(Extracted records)
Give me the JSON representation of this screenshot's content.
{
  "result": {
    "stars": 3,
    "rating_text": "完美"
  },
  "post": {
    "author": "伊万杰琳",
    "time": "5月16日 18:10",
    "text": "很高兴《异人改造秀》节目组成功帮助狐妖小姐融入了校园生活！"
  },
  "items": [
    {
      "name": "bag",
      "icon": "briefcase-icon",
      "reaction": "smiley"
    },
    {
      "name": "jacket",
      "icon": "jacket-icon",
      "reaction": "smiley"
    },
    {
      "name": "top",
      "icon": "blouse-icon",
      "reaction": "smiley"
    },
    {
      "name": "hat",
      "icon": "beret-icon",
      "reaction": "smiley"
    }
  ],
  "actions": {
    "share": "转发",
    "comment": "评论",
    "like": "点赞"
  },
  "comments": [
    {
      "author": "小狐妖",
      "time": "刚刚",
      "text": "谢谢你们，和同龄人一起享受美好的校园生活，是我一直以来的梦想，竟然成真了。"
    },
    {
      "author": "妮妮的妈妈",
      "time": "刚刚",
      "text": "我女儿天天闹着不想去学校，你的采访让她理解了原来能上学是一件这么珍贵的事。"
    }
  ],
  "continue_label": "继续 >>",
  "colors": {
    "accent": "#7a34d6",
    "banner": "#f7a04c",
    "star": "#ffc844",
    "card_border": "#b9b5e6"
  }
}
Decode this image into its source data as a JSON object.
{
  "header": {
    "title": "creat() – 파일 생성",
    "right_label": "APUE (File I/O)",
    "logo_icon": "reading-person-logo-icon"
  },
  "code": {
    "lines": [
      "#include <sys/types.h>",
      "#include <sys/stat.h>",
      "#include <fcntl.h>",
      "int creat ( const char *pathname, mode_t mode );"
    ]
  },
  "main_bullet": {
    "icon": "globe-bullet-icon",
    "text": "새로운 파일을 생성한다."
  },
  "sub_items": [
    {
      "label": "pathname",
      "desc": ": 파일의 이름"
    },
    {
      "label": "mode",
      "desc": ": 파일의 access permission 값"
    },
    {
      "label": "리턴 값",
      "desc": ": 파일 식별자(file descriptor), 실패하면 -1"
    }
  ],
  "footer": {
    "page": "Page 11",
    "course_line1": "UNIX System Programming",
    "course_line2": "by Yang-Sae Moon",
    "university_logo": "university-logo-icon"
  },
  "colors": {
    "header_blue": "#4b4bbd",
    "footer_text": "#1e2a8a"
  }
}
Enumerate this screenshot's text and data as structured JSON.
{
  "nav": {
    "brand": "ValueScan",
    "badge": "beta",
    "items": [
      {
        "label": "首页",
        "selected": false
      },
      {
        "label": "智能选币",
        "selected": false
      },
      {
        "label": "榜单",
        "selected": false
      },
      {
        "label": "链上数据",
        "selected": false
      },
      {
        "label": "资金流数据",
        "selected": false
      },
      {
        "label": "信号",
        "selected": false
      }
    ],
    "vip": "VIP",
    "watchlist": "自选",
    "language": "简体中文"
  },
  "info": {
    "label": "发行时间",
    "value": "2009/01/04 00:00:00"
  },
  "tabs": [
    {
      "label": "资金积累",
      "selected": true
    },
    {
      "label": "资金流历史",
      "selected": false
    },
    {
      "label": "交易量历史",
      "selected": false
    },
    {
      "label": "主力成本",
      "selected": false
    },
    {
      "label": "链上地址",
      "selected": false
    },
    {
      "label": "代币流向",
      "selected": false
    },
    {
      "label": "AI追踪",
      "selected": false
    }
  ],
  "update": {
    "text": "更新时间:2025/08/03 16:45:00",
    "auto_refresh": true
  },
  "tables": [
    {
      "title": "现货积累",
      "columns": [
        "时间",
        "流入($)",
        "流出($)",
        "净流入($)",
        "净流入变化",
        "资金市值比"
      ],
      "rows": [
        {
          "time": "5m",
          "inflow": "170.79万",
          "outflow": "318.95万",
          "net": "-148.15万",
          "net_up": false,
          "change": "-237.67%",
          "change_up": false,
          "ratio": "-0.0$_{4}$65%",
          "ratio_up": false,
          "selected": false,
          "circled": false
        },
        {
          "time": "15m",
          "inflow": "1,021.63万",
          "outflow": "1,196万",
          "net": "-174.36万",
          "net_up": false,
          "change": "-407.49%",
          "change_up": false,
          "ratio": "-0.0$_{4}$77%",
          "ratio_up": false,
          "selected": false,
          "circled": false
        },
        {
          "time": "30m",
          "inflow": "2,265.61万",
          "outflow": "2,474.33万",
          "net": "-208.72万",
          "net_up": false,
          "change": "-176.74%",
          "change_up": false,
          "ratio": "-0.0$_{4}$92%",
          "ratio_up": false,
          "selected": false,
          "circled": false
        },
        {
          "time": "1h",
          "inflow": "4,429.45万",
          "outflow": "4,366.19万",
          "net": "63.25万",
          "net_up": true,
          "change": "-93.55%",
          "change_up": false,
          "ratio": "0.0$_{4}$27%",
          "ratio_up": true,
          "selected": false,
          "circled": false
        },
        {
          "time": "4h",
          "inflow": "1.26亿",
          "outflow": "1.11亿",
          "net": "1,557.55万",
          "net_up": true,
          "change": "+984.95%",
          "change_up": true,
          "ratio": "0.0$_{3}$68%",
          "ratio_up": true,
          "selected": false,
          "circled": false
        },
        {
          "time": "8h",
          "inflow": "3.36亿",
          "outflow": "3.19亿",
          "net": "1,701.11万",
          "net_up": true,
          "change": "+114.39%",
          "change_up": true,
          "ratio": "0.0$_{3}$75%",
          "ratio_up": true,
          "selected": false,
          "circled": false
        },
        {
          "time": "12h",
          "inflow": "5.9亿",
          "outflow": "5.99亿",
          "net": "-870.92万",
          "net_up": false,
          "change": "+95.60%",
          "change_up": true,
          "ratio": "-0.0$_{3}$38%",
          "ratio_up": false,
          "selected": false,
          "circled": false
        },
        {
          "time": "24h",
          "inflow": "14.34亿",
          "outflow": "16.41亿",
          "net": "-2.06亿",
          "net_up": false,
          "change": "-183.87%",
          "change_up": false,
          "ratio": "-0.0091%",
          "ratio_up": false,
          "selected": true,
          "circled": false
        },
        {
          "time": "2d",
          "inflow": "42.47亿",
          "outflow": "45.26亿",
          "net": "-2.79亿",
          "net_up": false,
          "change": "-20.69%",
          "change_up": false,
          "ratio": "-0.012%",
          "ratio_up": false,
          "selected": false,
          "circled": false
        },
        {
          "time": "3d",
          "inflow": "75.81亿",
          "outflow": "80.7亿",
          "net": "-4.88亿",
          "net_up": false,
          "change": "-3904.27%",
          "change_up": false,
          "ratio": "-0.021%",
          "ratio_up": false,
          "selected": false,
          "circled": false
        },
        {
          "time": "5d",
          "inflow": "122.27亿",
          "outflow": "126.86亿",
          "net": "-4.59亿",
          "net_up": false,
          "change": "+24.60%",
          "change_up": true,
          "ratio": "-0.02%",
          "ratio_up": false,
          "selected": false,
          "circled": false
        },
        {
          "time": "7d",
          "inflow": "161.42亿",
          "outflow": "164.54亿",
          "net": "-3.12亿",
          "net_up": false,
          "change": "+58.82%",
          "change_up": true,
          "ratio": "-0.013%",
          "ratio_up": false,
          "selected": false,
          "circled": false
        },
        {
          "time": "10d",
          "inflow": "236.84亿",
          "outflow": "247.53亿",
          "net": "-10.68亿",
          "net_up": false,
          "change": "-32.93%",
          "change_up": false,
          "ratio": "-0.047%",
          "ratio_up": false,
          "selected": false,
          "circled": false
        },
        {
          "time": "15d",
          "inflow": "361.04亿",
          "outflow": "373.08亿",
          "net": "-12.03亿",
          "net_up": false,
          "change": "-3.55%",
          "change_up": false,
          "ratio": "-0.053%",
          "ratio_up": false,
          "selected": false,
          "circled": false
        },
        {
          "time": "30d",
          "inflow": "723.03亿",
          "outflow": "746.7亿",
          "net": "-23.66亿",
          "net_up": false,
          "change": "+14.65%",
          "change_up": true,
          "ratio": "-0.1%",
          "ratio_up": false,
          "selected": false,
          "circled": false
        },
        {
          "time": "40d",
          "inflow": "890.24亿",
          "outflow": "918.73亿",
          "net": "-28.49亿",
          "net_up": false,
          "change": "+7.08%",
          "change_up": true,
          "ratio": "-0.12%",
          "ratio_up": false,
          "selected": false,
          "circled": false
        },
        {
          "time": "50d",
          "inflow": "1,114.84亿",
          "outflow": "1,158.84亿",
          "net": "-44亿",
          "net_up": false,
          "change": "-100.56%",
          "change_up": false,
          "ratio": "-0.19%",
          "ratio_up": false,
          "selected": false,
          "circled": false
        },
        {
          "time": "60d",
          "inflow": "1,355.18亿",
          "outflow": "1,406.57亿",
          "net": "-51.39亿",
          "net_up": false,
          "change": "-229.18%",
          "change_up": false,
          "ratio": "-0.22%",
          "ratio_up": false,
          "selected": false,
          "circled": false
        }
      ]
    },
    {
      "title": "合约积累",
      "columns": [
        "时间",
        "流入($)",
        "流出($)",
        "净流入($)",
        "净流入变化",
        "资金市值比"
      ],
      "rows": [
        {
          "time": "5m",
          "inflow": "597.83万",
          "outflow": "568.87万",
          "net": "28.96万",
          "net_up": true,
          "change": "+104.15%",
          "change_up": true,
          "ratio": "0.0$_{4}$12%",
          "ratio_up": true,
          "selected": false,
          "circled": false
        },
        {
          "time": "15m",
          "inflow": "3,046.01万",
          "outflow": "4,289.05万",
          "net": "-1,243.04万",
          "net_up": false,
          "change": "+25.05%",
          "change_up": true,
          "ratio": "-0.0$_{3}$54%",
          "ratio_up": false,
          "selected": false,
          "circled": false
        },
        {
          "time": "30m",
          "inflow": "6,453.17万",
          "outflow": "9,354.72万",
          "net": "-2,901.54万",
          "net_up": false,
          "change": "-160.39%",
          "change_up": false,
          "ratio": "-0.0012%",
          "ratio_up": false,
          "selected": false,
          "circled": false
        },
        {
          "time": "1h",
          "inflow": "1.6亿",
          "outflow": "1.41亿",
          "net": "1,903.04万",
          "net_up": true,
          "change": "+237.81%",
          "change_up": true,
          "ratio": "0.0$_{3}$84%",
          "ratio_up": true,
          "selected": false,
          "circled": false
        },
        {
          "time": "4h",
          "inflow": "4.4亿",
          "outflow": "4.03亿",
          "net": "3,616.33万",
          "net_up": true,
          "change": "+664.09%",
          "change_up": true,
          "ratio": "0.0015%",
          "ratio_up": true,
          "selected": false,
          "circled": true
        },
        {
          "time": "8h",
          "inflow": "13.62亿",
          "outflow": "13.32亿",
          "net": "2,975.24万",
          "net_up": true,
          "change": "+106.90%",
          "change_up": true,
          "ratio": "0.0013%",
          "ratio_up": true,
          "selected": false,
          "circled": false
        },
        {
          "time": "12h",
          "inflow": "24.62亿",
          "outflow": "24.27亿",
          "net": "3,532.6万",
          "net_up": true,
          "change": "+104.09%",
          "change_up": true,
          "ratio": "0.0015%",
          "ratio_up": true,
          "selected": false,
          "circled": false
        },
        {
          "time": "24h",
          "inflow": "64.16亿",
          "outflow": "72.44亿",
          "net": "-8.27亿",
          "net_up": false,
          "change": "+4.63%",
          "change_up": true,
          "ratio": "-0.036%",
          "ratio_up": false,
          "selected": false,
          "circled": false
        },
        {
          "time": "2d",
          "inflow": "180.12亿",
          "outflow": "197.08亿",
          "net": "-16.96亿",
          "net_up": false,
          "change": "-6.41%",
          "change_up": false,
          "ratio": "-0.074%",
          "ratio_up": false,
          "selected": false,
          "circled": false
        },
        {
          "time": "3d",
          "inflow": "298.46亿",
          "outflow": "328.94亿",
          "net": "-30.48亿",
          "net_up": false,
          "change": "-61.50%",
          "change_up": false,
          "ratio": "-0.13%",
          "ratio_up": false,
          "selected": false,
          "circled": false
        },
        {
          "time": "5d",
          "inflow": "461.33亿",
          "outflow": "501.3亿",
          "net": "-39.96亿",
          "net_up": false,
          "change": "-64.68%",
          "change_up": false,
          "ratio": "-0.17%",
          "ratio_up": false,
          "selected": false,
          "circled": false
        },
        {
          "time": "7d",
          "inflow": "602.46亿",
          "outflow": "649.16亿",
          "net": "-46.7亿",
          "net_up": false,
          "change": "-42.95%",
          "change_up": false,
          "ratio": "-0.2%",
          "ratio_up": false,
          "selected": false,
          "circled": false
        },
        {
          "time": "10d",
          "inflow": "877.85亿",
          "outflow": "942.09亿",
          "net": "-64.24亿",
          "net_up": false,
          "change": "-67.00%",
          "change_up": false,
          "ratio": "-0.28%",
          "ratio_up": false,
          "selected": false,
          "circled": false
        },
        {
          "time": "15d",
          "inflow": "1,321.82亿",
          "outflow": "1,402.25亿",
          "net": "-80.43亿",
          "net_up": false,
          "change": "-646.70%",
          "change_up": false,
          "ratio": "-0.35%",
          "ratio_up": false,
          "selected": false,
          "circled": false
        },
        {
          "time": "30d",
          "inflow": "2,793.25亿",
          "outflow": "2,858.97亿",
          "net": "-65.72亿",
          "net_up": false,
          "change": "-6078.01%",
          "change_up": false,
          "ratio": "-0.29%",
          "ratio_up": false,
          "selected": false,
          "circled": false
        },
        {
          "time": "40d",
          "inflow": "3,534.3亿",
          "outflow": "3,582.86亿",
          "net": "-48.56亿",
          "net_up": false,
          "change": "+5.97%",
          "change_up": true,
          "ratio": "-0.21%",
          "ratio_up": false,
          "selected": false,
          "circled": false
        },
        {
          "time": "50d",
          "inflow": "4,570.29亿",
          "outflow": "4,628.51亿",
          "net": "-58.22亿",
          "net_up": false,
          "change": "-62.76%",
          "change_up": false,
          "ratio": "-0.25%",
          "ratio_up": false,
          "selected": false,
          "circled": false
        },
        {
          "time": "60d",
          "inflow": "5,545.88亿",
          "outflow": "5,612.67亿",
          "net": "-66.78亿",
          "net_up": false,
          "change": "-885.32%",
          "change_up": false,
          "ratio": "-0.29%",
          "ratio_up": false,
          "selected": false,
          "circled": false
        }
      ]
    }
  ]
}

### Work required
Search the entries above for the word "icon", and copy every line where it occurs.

### Response
      "icon": "briefcase-icon",
      "icon": "jacket-icon",
      "icon": "blouse-icon",
      "icon": "beret-icon",
    "logo_icon": "reading-person-logo-icon"
    "icon": "globe-bullet-icon",
    "university_logo": "university-logo-icon"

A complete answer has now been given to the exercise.